> [WHAT NEEDS TO BE DONE]:
Return all of the records below verbatim.

> [DATA EXCERPTS]:
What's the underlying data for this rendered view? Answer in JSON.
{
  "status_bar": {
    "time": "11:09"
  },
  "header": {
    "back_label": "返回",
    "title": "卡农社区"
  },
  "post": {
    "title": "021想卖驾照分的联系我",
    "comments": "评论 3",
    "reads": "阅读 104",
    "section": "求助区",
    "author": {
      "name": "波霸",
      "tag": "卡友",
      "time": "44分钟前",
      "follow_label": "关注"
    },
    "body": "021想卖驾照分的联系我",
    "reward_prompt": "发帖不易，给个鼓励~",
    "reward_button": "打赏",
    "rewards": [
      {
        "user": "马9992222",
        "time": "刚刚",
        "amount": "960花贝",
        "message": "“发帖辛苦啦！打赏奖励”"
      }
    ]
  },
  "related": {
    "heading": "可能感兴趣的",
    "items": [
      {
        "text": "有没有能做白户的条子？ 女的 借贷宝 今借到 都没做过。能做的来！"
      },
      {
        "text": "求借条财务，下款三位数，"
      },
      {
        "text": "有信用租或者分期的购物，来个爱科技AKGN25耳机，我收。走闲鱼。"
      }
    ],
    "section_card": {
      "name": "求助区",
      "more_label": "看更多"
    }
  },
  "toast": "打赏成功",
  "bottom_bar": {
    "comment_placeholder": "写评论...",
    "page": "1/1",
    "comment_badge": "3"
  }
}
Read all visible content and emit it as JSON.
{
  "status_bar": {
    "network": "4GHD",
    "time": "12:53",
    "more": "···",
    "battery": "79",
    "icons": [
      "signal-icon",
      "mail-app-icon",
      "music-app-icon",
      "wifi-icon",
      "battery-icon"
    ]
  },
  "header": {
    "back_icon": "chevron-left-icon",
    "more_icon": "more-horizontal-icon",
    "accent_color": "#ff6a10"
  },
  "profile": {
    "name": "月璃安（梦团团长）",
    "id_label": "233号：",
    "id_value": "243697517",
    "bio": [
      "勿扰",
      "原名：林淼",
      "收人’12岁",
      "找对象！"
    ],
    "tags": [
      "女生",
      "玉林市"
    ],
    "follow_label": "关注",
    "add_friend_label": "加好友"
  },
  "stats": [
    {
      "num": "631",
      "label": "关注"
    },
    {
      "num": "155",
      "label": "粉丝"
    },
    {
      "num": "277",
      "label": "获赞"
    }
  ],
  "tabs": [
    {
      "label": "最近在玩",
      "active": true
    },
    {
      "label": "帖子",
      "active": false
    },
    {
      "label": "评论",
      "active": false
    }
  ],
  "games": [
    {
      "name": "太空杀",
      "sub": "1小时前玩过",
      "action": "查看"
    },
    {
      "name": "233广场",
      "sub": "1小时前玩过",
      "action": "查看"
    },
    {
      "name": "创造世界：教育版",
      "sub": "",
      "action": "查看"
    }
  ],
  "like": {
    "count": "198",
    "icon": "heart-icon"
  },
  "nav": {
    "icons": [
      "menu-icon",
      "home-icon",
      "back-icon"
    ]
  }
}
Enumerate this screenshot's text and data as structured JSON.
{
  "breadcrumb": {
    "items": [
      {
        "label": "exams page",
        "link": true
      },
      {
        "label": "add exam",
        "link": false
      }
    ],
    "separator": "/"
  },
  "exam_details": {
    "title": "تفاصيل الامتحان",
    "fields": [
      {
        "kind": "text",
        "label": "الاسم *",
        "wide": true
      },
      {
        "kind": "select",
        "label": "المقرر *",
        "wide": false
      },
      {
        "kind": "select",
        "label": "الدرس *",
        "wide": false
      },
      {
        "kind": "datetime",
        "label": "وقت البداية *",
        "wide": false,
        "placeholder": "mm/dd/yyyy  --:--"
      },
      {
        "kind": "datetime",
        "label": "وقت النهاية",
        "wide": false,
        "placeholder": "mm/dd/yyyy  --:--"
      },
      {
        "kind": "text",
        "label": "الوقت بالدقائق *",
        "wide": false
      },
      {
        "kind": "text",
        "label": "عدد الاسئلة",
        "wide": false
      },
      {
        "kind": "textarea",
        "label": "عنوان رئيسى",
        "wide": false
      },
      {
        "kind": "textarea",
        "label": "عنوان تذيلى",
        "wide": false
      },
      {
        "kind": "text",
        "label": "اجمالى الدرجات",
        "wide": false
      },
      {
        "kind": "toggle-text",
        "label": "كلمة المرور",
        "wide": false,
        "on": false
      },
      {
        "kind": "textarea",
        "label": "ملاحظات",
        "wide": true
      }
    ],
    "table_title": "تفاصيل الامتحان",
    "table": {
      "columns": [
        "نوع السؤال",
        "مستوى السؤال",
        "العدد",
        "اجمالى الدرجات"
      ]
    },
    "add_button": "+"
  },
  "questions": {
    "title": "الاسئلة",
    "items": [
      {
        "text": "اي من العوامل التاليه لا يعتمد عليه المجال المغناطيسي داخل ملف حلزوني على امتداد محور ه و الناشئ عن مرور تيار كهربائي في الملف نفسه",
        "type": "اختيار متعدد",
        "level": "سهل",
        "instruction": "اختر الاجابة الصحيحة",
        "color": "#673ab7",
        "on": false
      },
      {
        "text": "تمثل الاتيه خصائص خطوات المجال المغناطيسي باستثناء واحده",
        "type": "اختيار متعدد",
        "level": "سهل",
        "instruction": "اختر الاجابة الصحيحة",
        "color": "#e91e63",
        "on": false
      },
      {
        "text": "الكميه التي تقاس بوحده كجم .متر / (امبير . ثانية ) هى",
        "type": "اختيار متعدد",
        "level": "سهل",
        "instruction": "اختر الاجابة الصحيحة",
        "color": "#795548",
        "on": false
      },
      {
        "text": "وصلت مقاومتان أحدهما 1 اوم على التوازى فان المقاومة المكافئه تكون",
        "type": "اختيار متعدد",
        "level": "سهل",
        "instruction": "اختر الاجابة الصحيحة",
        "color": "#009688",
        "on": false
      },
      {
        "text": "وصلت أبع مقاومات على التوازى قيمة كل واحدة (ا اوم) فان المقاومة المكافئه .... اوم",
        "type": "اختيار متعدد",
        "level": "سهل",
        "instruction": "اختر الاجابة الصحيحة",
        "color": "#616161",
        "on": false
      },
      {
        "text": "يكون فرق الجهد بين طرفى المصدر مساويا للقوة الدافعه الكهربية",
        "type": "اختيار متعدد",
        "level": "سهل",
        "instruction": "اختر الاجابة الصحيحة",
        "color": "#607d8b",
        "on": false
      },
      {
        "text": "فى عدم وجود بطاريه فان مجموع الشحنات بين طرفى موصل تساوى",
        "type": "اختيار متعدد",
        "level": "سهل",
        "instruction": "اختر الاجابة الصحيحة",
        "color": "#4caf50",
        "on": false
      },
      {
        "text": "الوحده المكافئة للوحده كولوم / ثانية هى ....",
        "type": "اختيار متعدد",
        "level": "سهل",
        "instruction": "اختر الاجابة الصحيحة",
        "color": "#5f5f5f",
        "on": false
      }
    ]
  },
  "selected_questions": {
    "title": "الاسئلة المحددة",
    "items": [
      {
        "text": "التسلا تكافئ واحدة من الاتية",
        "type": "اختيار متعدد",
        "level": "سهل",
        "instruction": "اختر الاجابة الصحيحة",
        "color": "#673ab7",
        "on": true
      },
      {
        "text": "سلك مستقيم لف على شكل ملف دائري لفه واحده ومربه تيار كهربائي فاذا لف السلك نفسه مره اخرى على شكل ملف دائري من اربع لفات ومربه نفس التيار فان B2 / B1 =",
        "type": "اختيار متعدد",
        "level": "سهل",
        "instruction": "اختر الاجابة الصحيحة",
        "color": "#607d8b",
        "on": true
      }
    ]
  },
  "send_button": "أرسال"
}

> [RESULT OF THE TASK]:
What's the underlying data for this rendered view? Answer in JSON.
{
  "status_bar": {
    "time": "11:09"
  },
  "header": {
    "back_label": "返回",
    "title": "卡农社区"
  },
  "post": {
    "title": "021想卖驾照分的联系我",
    "comments": "评论 3",
    "reads": "阅读 104",
    "section": "求助区",
    "author": {
      "name": "波霸",
      "tag": "卡友",
      "time": "44分钟前",
      "follow_label": "关注"
    },
    "body": "021想卖驾照分的联系我",
    "reward_prompt": "发帖不易，给个鼓励~",
    "reward_button": "打赏",
    "rewards": [
      {
        "user": "马9992222",
        "time": "刚刚",
        "amount": "960花贝",
        "message": "“发帖辛苦啦！打赏奖励”"
      }
    ]
  },
  "related": {
    "heading": "可能感兴趣的",
    "items": [
      {
        "text": "有没有能做白户的条子？ 女的 借贷宝 今借到 都没做过。能做的来！"
      },
      {
        "text": "求借条财务，下款三位数，"
      },
      {
        "text": "有信用租或者分期的购物，来个爱科技AKGN25耳机，我收。走闲鱼。"
      }
    ],
    "section_card": {
      "name": "求助区",
      "more_label": "看更多"
    }
  },
  "toast": "打赏成功",
  "bottom_bar": {
    "comment_placeholder": "写评论...",
    "page": "1/1",
    "comment_badge": "3"
  }
}
Read all visible content and emit it as JSON.
{
  "status_bar": {
    "network": "4GHD",
    "time": "12:53",
    "more": "···",
    "battery": "79",
    "icons": [
      "signal-icon",
      "mail-app-icon",
      "music-app-icon",
      "wifi-icon",
      "battery-icon"
    ]
  },
  "header": {
    "back_icon": "chevron-left-icon",
    "more_icon": "more-horizontal-icon",
    "accent_color": "#ff6a10"
  },
  "profile": {
    "name": "月璃安（梦团团长）",
    "id_label": "233号：",
    "id_value": "243697517",
    "bio": [
      "勿扰",
      "原名：林淼",
      "收人’12岁",
      "找对象！"
    ],
    "tags": [
      "女生",
      "玉林市"
    ],
    "follow_label": "关注",
    "add_friend_label": "加好友"
  },
  "stats": [
    {
      "num": "631",
      "label": "关注"
    },
    {
      "num": "155",
      "label": "粉丝"
    },
    {
      "num": "277",
      "label": "获赞"
    }
  ],
  "tabs": [
    {
      "label": "最近在玩",
      "active": true
    },
    {
      "label": "帖子",
      "active": false
    },
    {
      "label": "评论",
      "active": false
    }
  ],
  "games": [
    {
      "name": "太空杀",
      "sub": "1小时前玩过",
      "action": "查看"
    },
    {
      "name": "233广场",
      "sub": "1小时前玩过",
      "action": "查看"
    },
    {
      "name": "创造世界：教育版",
      "sub": "",
      "action": "查看"
    }
  ],
  "like": {
    "count": "198",
    "icon": "heart-icon"
  },
  "nav": {
    "icons": [
      "menu-icon",
      "home-icon",
      "back-icon"
    ]
  }
}
Enumerate this screenshot's text and data as structured JSON.
{
  "breadcrumb": {
    "items": [
      {
        "label": "exams page",
        "link": true
      },
      {
        "label": "add exam",
        "link": false
      }
    ],
    "separator": "/"
  },
  "exam_details": {
    "title": "تفاصيل الامتحان",
    "fields": [
      {
        "kind": "text",
        "label": "الاسم *",
        "wide": true
      },
      {
        "kind": "select",
        "label": "المقرر *",
        "wide": false
      },
      {
        "kind": "select",
        "label": "الدرس *",
        "wide": false
      },
      {
        "kind": "datetime",
        "label": "وقت البداية *",
        "wide": false,
        "placeholder": "mm/dd/yyyy  --:--"
      },
      {
        "kind": "datetime",
        "label": "وقت النهاية",
        "wide": false,
        "placeholder": "mm/dd/yyyy  --:--"
      },
      {
        "kind": "text",
        "label": "الوقت بالدقائق *",
        "wide": false
      },
      {
        "kind": "text",
        "label": "عدد الاسئلة",
        "wide": false
      },
      {
        "kind": "textarea",
        "label": "عنوان رئيسى",
        "wide": false
      },
      {
        "kind": "textarea",
        "label": "عنوان تذيلى",
        "wide": false
      },
      {
        "kind": "text",
        "label": "اجمالى الدرجات",
        "wide": false
      },
      {
        "kind": "toggle-text",
        "label": "كلمة المرور",
        "wide": false,
        "on": false
      },
      {
        "kind": "textarea",
        "label": "ملاحظات",
        "wide": true
      }
    ],
    "table_title": "تفاصيل الامتحان",
    "table": {
      "columns": [
        "نوع السؤال",
        "مستوى السؤال",
        "العدد",
        "اجمالى الدرجات"
      ]
    },
    "add_button": "+"
  },
  "questions": {
    "title": "الاسئلة",
    "items": [
      {
        "text": "اي من العوامل التاليه لا يعتمد عليه المجال المغناطيسي داخل ملف حلزوني على امتداد محور ه و الناشئ عن مرور تيار كهربائي في الملف نفسه",
        "type": "اختيار متعدد",
        "level": "سهل",
        "instruction": "اختر الاجابة الصحيحة",
        "color": "#673ab7",
        "on": false
      },
      {
        "text": "تمثل الاتيه خصائص خطوات المجال المغناطيسي باستثناء واحده",
        "type": "اختيار متعدد",
        "level": "سهل",
        "instruction": "اختر الاجابة الصحيحة",
        "color": "#e91e63",
        "on": false
      },
      {
        "text": "الكميه التي تقاس بوحده كجم .متر / (امبير . ثانية ) هى",
        "type": "اختيار متعدد",
        "level": "سهل",
        "instruction": "اختر الاجابة الصحيحة",
        "color": "#795548",
        "on": false
      },
      {
        "text": "وصلت مقاومتان أحدهما 1 اوم على التوازى فان المقاومة المكافئه تكون",
        "type": "اختيار متعدد",
        "level": "سهل",
        "instruction": "اختر الاجابة الصحيحة",
        "color": "#009688",
        "on": false
      },
      {
        "text": "وصلت أبع مقاومات على التوازى قيمة كل واحدة (ا اوم) فان المقاومة المكافئه .... اوم",
        "type": "اختيار متعدد",
        "level": "سهل",
        "instruction": "اختر الاجابة الصحيحة",
        "color": "#616161",
        "on": false
      },
      {
        "text": "يكون فرق الجهد بين طرفى المصدر مساويا للقوة الدافعه الكهربية",
        "type": "اختيار متعدد",
        "level": "سهل",
        "instruction": "اختر الاجابة الصحيحة",
        "color": "#607d8b",
        "on": false
      },
      {
        "text": "فى عدم وجود بطاريه فان مجموع الشحنات بين طرفى موصل تساوى",
        "type": "اختيار متعدد",
        "level": "سهل",
        "instruction": "اختر الاجابة الصحيحة",
        "color": "#4caf50",
        "on": false
      },
      {
        "text": "الوحده المكافئة للوحده كولوم / ثانية هى ....",
        "type": "اختيار متعدد",
        "level": "سهل",
        "instruction": "اختر الاجابة الصحيحة",
        "color": "#5f5f5f",
        "on": false
      }
    ]
  },
  "selected_questions": {
    "title": "الاسئلة المحددة",
    "items": [
      {
        "text": "التسلا تكافئ واحدة من الاتية",
        "type": "اختيار متعدد",
        "level": "سهل",
        "instruction": "اختر الاجابة الصحيحة",
        "color": "#673ab7",
        "on": true
      },
      {
        "text": "سلك مستقيم لف على شكل ملف دائري لفه واحده ومربه تيار كهربائي فاذا لف السلك نفسه مره اخرى على شكل ملف دائري من اربع لفات ومربه نفس التيار فان B2 / B1 =",
        "type": "اختيار متعدد",
        "level": "سهل",
        "instruction": "اختر الاجابة الصحيحة",
        "color": "#607d8b",
        "on": true
      }
    ]
  },
  "send_button": "أرسال"
}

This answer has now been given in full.